Hugh Masekela, ‘Home is Where the Music Is’

Masekela, a South African jazz trumpeter, was briefly Makeba’s husband and one of her compositions, ‘Uhome’, features here.  The lion’s share of the writing goes to Caphius Semenya, who also produces: his tracks are mostly focused Afrobeat-ish jazz songs such as ‘Part of a Whole’ and ‘Maesha’. The star of the show, though, is drummer Makaya Ntshoko: his impatient fills drive ‘Minawa’, while he’s front and centre for ‘Blues For Huey’, with the horns and piano acting as back-up to him. The only song that doesn’t work is ‘Maseru’, a cluttered combination of ‘Brilliant Corners’ rhythm section jumble and ‘Whose Line is it Anyway?’ saxophone. All in all, though, this record is great.

Ali Farka Touré and Ry Cooder, ‘Talking Timbuktu’

Timbuktu is a city in Mali which is both really difficult to get to and very rich in antiquity, which gave it a semi-mythical status as a remote, mysterious place; it most recently made the news when it was invaded by ISIS. Touré is a Malian guitarist, hence the name of the album, while Ry Cooder was on something of a global tour in the 90s (he was also responsible for Buena Vista Social Club). The album is sparsely produced, mostly featuring just the two guitarists, which reminded me of the Baaba Maal and Mansour Seck album. However, this album is more blues-driven, featuring a nine-minute jam called ‘Amandrai’ and a couple of tracks which fuse blues with African traditional instruments. Highlights are the pretty ‘Soukora’ and the hypnotic ‘Lasidan’. The album’s decent without being particularly engaging enough to warrant repeat listens.

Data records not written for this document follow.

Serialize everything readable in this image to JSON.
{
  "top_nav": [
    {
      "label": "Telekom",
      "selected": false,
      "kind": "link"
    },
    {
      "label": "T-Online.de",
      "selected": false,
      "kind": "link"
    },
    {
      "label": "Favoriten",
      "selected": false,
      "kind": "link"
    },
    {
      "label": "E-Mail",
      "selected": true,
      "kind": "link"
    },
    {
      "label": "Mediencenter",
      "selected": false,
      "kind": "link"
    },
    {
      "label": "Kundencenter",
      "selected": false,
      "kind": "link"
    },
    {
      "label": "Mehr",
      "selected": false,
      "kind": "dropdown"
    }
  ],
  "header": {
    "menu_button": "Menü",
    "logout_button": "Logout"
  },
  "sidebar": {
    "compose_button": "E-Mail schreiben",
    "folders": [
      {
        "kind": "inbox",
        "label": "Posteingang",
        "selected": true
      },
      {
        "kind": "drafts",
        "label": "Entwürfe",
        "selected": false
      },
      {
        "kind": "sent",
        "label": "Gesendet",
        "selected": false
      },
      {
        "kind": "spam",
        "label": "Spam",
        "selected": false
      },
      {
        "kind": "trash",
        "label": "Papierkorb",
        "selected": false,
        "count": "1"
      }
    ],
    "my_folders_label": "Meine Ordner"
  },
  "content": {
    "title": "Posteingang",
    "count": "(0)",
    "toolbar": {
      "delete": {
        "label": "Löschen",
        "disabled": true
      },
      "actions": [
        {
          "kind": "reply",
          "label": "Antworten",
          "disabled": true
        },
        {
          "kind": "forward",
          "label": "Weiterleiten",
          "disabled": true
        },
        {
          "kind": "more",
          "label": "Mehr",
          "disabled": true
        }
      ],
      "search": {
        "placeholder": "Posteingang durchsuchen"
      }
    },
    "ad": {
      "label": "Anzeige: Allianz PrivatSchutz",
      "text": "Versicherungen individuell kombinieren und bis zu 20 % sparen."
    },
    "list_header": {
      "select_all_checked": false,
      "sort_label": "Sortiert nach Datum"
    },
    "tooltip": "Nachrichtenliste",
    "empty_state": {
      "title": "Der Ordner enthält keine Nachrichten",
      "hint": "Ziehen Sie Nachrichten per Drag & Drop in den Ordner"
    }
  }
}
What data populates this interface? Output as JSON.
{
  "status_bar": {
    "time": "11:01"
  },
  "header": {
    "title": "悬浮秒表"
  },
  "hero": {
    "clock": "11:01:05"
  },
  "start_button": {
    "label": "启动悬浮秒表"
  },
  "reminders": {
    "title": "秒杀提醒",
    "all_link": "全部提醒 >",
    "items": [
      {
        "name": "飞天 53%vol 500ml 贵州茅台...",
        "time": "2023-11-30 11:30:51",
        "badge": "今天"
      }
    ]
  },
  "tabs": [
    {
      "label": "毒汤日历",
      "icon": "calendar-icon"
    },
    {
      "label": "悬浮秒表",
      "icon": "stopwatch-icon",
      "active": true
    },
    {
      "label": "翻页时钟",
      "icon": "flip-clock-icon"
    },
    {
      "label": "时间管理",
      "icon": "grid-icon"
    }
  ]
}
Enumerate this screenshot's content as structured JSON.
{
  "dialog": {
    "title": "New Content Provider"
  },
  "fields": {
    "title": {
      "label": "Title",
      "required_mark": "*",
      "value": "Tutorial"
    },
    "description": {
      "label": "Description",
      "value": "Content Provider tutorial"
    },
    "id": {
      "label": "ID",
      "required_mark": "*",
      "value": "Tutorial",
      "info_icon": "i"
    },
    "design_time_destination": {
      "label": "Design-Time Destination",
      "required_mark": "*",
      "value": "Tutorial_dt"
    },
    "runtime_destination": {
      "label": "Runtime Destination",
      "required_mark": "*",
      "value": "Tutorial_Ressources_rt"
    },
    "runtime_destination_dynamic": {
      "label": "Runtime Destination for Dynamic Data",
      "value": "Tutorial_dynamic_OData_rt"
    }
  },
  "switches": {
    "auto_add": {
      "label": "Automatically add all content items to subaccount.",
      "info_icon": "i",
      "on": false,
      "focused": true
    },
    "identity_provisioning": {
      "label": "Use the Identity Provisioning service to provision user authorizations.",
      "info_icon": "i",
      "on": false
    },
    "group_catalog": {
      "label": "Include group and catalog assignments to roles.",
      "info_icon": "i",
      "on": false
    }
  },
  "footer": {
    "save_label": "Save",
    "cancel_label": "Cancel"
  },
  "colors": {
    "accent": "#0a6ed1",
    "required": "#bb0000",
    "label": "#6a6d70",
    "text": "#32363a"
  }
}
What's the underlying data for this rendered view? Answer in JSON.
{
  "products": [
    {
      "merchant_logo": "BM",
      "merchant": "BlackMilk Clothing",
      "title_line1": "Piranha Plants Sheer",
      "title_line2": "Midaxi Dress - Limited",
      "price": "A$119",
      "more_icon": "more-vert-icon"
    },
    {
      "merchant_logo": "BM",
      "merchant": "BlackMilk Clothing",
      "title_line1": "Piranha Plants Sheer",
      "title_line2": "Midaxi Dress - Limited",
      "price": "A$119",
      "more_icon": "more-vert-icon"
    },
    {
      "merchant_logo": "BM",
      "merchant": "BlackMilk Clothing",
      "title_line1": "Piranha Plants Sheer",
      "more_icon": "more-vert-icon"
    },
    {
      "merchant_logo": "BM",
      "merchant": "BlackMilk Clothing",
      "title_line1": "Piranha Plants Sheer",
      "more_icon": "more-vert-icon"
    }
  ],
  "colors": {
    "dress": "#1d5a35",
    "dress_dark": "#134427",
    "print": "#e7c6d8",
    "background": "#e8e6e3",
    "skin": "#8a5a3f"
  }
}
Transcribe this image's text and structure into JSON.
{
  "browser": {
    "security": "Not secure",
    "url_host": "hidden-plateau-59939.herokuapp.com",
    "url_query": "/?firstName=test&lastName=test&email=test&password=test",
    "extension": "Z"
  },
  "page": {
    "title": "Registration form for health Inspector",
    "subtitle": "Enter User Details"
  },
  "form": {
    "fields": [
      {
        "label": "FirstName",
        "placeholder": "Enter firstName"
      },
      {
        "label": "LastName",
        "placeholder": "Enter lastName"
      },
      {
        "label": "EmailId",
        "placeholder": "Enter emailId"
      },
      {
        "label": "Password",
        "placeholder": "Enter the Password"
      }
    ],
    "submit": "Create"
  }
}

Next week: Back to the recent-ish future as we look at the albums on the list that came out this century. It’s the space-age 2000 And Beyond!

Status update: 506 listened to (50%), 495 remaining.

Bonus feature: As we’re now more than halfway through (!), let’s have a look at some of the best and worst so far. Very tough to narrow this down to just five!

Five of my favourites:

Television, ‘Marquee Moon’

Nick Drake, ‘Bryter Layter’

Orchestral Manoeuvres in the Dark, ‘Architecture and Morality’

Neil Young, ‘After The Gold Rush’

Charles Mingus, ‘The Black Saint and the Sinner Lady’

Five of my least favourites:

Mariah Carey, ‘Butterfly’

Simply Red, ‘Picture Book’

Finley Quaye, ‘Maverick A Strike’

Dwight Yoakam, ‘Buenas Nochas From A Lonely Room’

Bon Jovi, ‘Slippery When Wet’